All BIRT members will receive your report. BIRT will decide whether the report is actionable. If no action is possible or necessary, the incident will be documented. If the incident is actionable, the BIRT Coordinator will communicate with involved parties, develop a plan to resolve the issue, and document the resolution.
The Bias Incident Response Team (BIRT) includes members of the university community who are available to support and guide Emory community members seeking assistance on how to handle a bias incident. Team members document incidents and meet with affected community members as needed to ensure safety and provide referrals, assistance, and comfort.
As needed, Bias Incident Response Team members will develop an appropriate plan to initiate communication with the broader community and make referrals to the Office of Student Conduct, Office of Equity and Inclusion, or the Emory Police Department, if the incident appears to violate a university policy or state/federal law.
Some actions and situations may not violate law or policy but, nonetheless, fail to support our vision of a community of respect, openness, understanding, and civility. BIRT not only provides assistance to students filing a report, it keeps records of bias incidents to ensure members of the community have appropriate access to information related to these incidents. BIRT also serves as a liaison to members of the community who may not know where or how to seek appropriate resources.
Reporting a bias incident helps to ensure our community addresses issues that impact our ability to cultivate the trust and cultural humility that are essential components of community building and learning at Emory. Reporting bias incidents also ensures that members of our community receive necessary support resources. Finally, this information provides the university with a record of current issues on campus and enables the community to track trends.

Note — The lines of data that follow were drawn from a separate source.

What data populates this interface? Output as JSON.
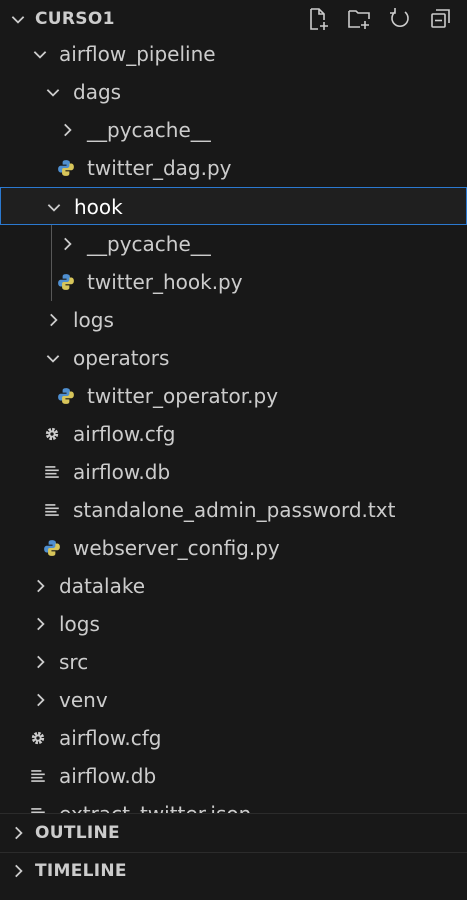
{
  "explorer": {
    "root_label": "CURSO1",
    "actions": [
      {
        "name": "new-file-icon"
      },
      {
        "name": "new-folder-icon"
      },
      {
        "name": "refresh-icon"
      },
      {
        "name": "collapse-all-icon"
      }
    ]
  },
  "tree": [
    {
      "label": "airflow_pipeline",
      "kind": "folder",
      "expanded": true,
      "depth": 1
    },
    {
      "label": "dags",
      "kind": "folder",
      "expanded": true,
      "depth": 2
    },
    {
      "label": "__pycache__",
      "kind": "folder",
      "expanded": false,
      "depth": 3
    },
    {
      "label": "twitter_dag.py",
      "kind": "python",
      "depth": 3
    },
    {
      "label": "hook",
      "kind": "folder",
      "expanded": true,
      "depth": 2,
      "selected": true
    },
    {
      "label": "__pycache__",
      "kind": "folder",
      "expanded": false,
      "depth": 3
    },
    {
      "label": "twitter_hook.py",
      "kind": "python",
      "depth": 3
    },
    {
      "label": "logs",
      "kind": "folder",
      "expanded": false,
      "depth": 2
    },
    {
      "label": "operators",
      "kind": "folder",
      "expanded": true,
      "depth": 2
    },
    {
      "label": "twitter_operator.py",
      "kind": "python",
      "depth": 3
    },
    {
      "label": "airflow.cfg",
      "kind": "config",
      "depth": 2
    },
    {
      "label": "airflow.db",
      "kind": "text",
      "depth": 2
    },
    {
      "label": "standalone_admin_password.txt",
      "kind": "text",
      "depth": 2
    },
    {
      "label": "webserver_config.py",
      "kind": "python",
      "depth": 2
    },
    {
      "label": "datalake",
      "kind": "folder",
      "expanded": false,
      "depth": 1
    },
    {
      "label": "logs",
      "kind": "folder",
      "expanded": false,
      "depth": 1
    },
    {
      "label": "src",
      "kind": "folder",
      "expanded": false,
      "depth": 1
    },
    {
      "label": "venv",
      "kind": "folder",
      "expanded": false,
      "depth": 1
    },
    {
      "label": "airflow.cfg",
      "kind": "config",
      "depth": 1
    },
    {
      "label": "airflow.db",
      "kind": "text",
      "depth": 1
    },
    {
      "label": "extract_twitter.json",
      "kind": "text",
      "depth": 1
    }
  ],
  "sections": {
    "outline": "OUTLINE",
    "timeline": "TIMELINE"
  },
  "colors": {
    "background": "#181818",
    "selection_border": "#2b79d0",
    "python_blue": "#4f8fd0",
    "python_yellow": "#d7c55a",
    "text": "#cccccc"
  }
}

BIRT is made up a core group of trained staff who can respond to bias incidents involving students, faculty, and staff. Team members are available to support and guide individuals seeking assistance in determining how to handle a bias incident.
Members of the Bias Response Team include:
Employee Relations Associate
Emory Human Resources
Assistant Dean for Campus Life
Director of Residential Education and Services
Chief Conduct Officer for Oxford College
Director & Equal Opportunity and Affirmative Action Officer
Office of Equity and Inclusion
Michael D. Shutt
Sr. Director for Community
Bias Incident Response Team Coordinator
Emory Campus Life
Office of Student Conduct
Access, Disability Resources, and Services
Counseling and Psychological Services
Center for Women
Bridgette Young Ross
Office of Spiritual and Religious Life
Faculty Staff Assistance Program
Student Success Programs and Services
Office of Lesbian/Gay/Bisexual/Transgender Life
Office of Multicultural Programs and Services
Lieutenant Thomas Manns
Emory Police Department
Office of International Student Life
The Bias Incident Response Team produces regular reports to the community. These reports do not include data from other sources, such as the Emory Policy Department or the Office of Student Conduct. For more information on campus crime, see the Campus Security and Fire Safety Report.